The Roman “Code of Justinian” set a graduated interest rate that capped at 8 1/3 percent for loans to ordinary citizens in 533 a.D.

Roman legislation fined usurers at four times the quantity taken while robbers had been fined twice the total amount taken. During the early 14th century, Dante published in the Inferno, that usurers had been remanded towards the ledge that is lowest associated with 7th group of hell, less than murderers.

A law that stood until 1854 in 1570, during the reign of Queen Elizabeth I, interest rates in England were capped at less than 10 percent.

After 1776, the latest US states follow an over-all limit that is usury 6 %. Every thing changed within the belated 19th and centuries that are early 20th. a go on to deregulate caused 11 states to get rid of their usury laws and regulations and nine other people raised the cap that is usury 10 – 12 percent.

When you look at the belated nineteenth century legal rates of interest had been low, which made little loans unprofitable. Such financing ended up being additionally derided by culture because the loan that is small ended up being regarded as reckless, unable of building a spending plan. Banking institutions and major banking institutions would not touch a tiny buck loan. There were an abundance of fringe loan providers that would touch small-time lending, nevertheless. This is the genesis of payday financing.

These were referred to as “salary lenders,” in other terms, advancing a debtor to settle the advance along with their next paycheck. Salary loan providers desired clients who they considered good dangers: constant and respectable employment which intended regular income and a reputation to safeguard, hitched, which implied the consumer could be less likely to want to skip town, and whose motives for borrowing had been genuine.

Loan amounts and payment plans had been tailored to your debtor’s means, certainly not towards the borrower’s benefit. Small the mortgage the greater the interest rate, as the expenses of tracking and pursuing a defaulter were the exact same perhaps the loan quantity ended up being small or big. The attitudes for the loan providers to defaulters varied additionally: some had been reasonable, readily giving extensions, and sluggish to harass, while some attempted to milk all they are able to from the debtor.

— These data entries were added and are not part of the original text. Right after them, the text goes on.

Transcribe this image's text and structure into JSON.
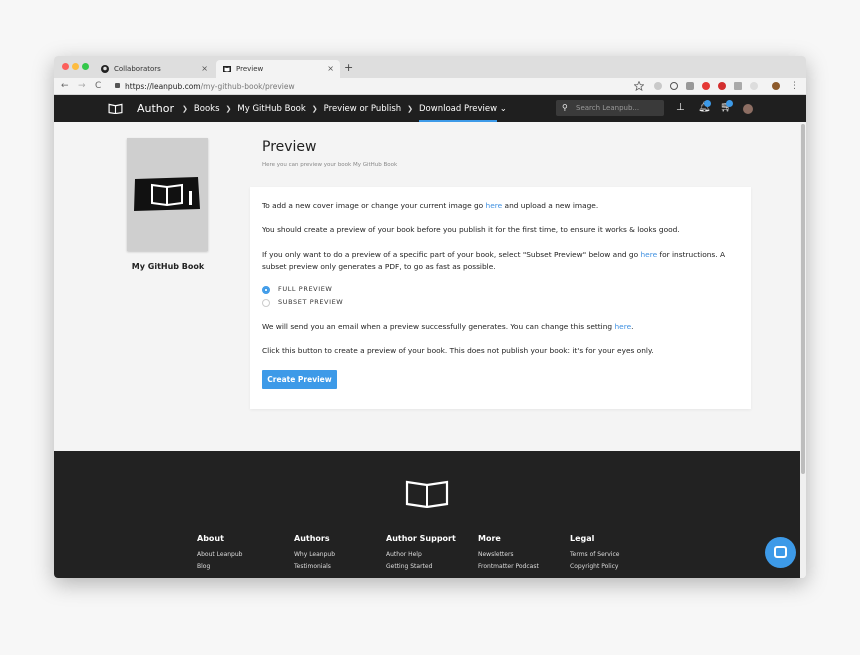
{
  "browser": {
    "tabs": [
      {
        "label": "Collaborators",
        "icon": "github-icon",
        "active": false
      },
      {
        "label": "Preview",
        "icon": "leanpub-book-icon",
        "active": true
      }
    ],
    "close_glyph": "×",
    "new_tab_glyph": "+",
    "nav": {
      "back": "←",
      "forward": "→",
      "reload": "C"
    },
    "url_host": "https://leanpub.com",
    "url_path": "/my-github-book/preview"
  },
  "header": {
    "author_label": "Author",
    "crumbs": [
      "Books",
      "My GitHub Book",
      "Preview or Publish",
      "Download Preview"
    ],
    "search_placeholder": "Search Leanpub...",
    "notification_count": "4",
    "cart_count": "2"
  },
  "sidebar": {
    "book_title": "My GitHub Book"
  },
  "main": {
    "title": "Preview",
    "subtitle": "Here you can preview your book My GitHub Book",
    "p1_before": "To add a new cover image or change your current image go ",
    "p1_link": "here",
    "p1_after": " and upload a new image.",
    "p2": "You should create a preview of your book before you publish it for the first time, to ensure it works & looks good.",
    "p3_before": "If you only want to do a preview of a specific part of your book, select \"Subset Preview\" below and go ",
    "p3_link": "here",
    "p3_after": " for instructions. A subset preview only generates a PDF, to go as fast as possible.",
    "options": [
      {
        "label": "FULL PREVIEW",
        "selected": true
      },
      {
        "label": "SUBSET PREVIEW",
        "selected": false
      }
    ],
    "p4_before": "We will send you an email when a preview successfully generates. You can change this setting ",
    "p4_link": "here",
    "p4_after": ".",
    "p5": "Click this button to create a preview of your book. This does not publish your book: it's for your eyes only.",
    "button_label": "Create Preview"
  },
  "footer": {
    "columns": [
      {
        "heading": "About",
        "links": [
          "About Leanpub",
          "Blog"
        ]
      },
      {
        "heading": "Authors",
        "links": [
          "Why Leanpub",
          "Testimonials"
        ]
      },
      {
        "heading": "Author Support",
        "links": [
          "Author Help",
          "Getting Started"
        ]
      },
      {
        "heading": "More",
        "links": [
          "Newsletters",
          "Frontmatter Podcast"
        ]
      },
      {
        "heading": "Legal",
        "links": [
          "Terms of Service",
          "Copyright Policy"
        ]
      }
    ]
  },
  "colors": {
    "accent": "#3d9ae8",
    "header_bg": "#1f1f1f",
    "footer_bg": "#222222"
  }
}
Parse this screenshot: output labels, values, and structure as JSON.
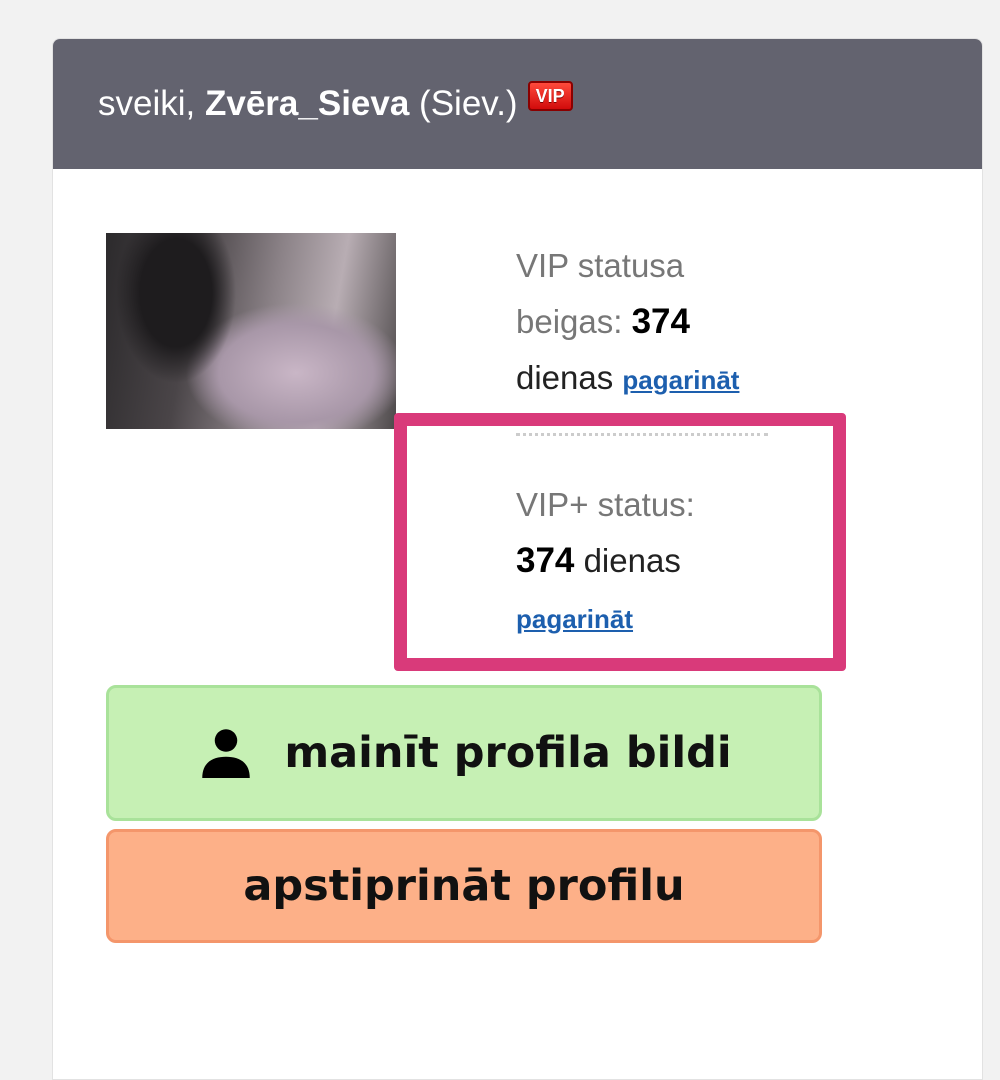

The second, referred to as loan sharks, might jeopardize action that is legal a defaulter. Because the loan while the contract weren’t appropriate, that has been a bluff, nonetheless it worked. Others resorted to shaming that is public exploiting the stigma to be that loan shark’s debtor. One ploy would be to deliver agents to face outside a defaulter’s house, denouncing him loudly to your and all passerby, even plastering their house with notices or graffiti. If the defaulter ended up being ashamed or perhaps gullible, he often paid up.